Provided records START

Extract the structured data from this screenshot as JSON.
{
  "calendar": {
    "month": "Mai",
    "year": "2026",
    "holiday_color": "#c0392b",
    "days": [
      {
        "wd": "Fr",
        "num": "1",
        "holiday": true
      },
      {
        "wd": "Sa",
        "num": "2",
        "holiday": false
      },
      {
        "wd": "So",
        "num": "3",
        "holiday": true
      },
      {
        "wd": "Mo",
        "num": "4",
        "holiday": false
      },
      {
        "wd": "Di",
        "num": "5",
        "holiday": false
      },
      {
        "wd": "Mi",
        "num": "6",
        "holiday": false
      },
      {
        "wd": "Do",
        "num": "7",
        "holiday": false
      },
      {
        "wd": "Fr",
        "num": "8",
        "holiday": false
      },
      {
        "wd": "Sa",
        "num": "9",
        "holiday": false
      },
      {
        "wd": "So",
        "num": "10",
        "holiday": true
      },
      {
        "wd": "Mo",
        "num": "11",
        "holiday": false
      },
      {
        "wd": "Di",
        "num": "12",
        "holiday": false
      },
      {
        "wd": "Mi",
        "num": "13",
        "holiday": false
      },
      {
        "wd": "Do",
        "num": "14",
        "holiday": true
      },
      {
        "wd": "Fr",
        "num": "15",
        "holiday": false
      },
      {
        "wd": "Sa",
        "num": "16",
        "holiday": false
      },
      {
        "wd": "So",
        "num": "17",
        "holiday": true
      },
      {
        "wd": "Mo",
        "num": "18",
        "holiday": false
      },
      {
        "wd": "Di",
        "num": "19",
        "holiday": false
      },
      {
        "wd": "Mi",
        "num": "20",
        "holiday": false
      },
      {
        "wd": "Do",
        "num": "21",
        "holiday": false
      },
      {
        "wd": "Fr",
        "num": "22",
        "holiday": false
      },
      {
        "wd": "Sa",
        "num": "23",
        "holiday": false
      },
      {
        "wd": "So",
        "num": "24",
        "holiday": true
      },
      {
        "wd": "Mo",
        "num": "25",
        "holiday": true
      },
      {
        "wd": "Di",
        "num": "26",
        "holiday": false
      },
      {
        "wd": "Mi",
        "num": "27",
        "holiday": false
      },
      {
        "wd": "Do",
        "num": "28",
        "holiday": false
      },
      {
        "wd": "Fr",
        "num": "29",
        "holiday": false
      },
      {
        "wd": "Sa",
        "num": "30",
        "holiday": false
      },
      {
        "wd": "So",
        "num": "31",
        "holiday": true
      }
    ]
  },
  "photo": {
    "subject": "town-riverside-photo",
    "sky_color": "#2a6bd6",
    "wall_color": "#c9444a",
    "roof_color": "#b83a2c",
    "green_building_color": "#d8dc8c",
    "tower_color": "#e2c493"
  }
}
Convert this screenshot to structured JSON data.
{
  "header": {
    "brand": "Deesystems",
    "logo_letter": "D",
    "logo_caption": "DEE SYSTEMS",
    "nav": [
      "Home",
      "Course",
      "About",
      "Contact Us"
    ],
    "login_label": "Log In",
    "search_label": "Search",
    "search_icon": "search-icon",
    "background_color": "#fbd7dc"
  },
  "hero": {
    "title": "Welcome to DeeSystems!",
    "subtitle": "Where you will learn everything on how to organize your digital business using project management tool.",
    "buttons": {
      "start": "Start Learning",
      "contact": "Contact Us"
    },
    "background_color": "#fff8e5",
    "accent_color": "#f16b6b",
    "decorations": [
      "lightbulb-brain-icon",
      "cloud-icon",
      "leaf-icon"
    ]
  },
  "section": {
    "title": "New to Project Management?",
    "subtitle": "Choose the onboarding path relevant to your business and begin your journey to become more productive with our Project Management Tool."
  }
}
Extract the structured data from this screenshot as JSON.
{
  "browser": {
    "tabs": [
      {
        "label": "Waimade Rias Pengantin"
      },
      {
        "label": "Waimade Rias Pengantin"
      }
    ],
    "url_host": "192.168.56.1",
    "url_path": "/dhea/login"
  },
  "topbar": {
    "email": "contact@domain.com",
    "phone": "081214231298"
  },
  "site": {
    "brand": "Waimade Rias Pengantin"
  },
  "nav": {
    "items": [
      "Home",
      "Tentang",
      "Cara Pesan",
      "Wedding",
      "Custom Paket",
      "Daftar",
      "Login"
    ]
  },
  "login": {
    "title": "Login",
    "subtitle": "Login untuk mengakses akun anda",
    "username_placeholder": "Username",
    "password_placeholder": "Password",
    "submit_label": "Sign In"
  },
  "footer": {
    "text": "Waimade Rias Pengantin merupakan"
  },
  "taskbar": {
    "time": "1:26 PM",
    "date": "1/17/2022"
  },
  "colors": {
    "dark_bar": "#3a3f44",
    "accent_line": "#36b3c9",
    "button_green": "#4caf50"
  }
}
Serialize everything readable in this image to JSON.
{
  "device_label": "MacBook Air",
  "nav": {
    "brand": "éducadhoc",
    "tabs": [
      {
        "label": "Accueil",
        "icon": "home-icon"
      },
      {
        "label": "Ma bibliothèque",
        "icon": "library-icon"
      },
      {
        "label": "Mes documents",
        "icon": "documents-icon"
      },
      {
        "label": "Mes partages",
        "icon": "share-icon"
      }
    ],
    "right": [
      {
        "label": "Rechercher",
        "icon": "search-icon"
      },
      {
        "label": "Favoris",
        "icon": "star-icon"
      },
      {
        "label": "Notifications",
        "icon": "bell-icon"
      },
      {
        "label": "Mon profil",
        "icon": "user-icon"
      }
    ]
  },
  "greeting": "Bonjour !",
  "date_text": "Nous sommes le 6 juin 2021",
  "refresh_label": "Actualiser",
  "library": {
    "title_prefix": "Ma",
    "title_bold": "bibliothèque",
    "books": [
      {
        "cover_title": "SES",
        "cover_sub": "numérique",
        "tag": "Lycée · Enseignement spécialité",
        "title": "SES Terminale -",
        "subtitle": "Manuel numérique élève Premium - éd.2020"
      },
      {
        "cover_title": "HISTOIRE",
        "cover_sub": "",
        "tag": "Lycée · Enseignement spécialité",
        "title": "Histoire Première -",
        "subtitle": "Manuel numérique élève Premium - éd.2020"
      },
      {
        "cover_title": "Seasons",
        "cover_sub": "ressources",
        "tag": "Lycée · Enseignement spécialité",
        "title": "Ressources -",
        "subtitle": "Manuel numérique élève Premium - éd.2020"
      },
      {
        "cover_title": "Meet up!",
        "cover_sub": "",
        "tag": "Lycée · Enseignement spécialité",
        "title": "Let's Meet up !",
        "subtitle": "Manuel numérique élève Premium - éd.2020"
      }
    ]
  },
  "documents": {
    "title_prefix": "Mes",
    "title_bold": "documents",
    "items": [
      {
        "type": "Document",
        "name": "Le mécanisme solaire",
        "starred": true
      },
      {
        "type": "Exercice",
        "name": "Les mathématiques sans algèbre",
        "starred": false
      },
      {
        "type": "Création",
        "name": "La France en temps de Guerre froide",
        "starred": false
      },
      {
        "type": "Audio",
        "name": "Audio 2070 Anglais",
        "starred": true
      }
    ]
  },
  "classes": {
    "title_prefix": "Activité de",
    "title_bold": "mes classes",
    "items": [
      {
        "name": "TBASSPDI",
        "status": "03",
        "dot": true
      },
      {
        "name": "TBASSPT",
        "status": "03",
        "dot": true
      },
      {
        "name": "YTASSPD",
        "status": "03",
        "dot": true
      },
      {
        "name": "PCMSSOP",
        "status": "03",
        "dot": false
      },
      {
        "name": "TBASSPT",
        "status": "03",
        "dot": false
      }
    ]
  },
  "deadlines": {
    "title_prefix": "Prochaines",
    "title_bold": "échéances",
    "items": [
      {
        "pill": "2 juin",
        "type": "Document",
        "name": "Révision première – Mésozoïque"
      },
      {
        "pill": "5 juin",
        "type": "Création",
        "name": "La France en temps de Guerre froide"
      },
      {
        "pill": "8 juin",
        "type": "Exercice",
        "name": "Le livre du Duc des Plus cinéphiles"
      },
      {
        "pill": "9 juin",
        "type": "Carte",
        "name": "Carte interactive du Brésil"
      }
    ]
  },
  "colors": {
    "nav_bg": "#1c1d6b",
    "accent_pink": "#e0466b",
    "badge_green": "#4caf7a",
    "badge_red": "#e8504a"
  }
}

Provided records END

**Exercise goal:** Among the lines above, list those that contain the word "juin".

**Output below:**
  "date_text": "Nous sommes le 6 juin 2021",
        "pill": "2 juin",
        "pill": "5 juin",
        "pill": "8 juin",
        "pill": "9 juin",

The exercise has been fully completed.